╔══
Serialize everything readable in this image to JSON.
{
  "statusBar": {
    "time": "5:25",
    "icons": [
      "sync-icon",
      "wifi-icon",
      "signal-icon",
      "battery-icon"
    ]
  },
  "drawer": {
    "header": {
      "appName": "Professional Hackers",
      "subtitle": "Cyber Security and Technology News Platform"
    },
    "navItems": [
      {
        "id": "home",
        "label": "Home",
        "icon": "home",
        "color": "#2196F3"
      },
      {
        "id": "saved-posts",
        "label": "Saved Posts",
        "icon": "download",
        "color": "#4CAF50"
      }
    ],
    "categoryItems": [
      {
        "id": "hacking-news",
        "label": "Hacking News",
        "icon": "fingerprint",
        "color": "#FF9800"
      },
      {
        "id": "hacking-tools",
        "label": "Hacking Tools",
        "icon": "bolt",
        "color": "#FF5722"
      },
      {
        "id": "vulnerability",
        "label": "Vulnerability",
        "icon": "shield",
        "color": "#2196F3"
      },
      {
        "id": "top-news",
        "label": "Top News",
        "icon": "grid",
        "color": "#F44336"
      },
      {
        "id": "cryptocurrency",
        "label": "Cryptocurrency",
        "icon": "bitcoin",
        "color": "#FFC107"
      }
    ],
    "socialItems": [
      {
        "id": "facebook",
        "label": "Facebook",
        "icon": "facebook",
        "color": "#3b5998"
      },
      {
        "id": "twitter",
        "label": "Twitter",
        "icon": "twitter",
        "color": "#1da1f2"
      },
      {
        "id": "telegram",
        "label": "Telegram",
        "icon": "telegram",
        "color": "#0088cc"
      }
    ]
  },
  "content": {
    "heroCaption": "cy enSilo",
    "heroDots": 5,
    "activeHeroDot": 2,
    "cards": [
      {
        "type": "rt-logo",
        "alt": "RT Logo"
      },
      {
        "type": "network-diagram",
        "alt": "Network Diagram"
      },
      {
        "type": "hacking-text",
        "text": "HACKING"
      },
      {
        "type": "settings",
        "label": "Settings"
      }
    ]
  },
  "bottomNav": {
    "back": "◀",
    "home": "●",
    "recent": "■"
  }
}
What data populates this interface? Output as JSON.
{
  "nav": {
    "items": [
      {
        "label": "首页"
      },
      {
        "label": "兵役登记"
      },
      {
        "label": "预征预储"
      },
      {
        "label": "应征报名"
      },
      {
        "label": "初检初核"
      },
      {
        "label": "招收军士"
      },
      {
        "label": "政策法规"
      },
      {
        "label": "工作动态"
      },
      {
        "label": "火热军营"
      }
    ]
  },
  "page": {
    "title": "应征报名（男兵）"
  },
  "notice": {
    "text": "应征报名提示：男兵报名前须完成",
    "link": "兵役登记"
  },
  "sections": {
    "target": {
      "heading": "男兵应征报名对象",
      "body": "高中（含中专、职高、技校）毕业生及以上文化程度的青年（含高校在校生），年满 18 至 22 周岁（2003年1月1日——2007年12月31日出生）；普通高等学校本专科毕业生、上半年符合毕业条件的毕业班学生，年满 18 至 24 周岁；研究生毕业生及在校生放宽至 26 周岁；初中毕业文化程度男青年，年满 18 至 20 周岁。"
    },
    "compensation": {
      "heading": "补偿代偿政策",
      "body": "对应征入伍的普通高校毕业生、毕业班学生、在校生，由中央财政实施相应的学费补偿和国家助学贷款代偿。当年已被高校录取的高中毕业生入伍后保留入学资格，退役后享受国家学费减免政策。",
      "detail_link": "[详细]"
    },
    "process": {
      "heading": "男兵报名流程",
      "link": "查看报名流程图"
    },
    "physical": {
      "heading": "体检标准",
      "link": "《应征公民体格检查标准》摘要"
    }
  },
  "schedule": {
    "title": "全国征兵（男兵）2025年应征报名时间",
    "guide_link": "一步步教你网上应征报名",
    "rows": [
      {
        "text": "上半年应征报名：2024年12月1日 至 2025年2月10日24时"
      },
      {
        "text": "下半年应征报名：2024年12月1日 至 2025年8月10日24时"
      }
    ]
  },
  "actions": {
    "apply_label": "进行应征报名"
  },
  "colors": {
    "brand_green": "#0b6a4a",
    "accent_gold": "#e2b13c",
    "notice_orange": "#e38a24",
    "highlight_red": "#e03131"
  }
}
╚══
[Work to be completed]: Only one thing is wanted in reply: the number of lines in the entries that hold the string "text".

[Exercise output]: 5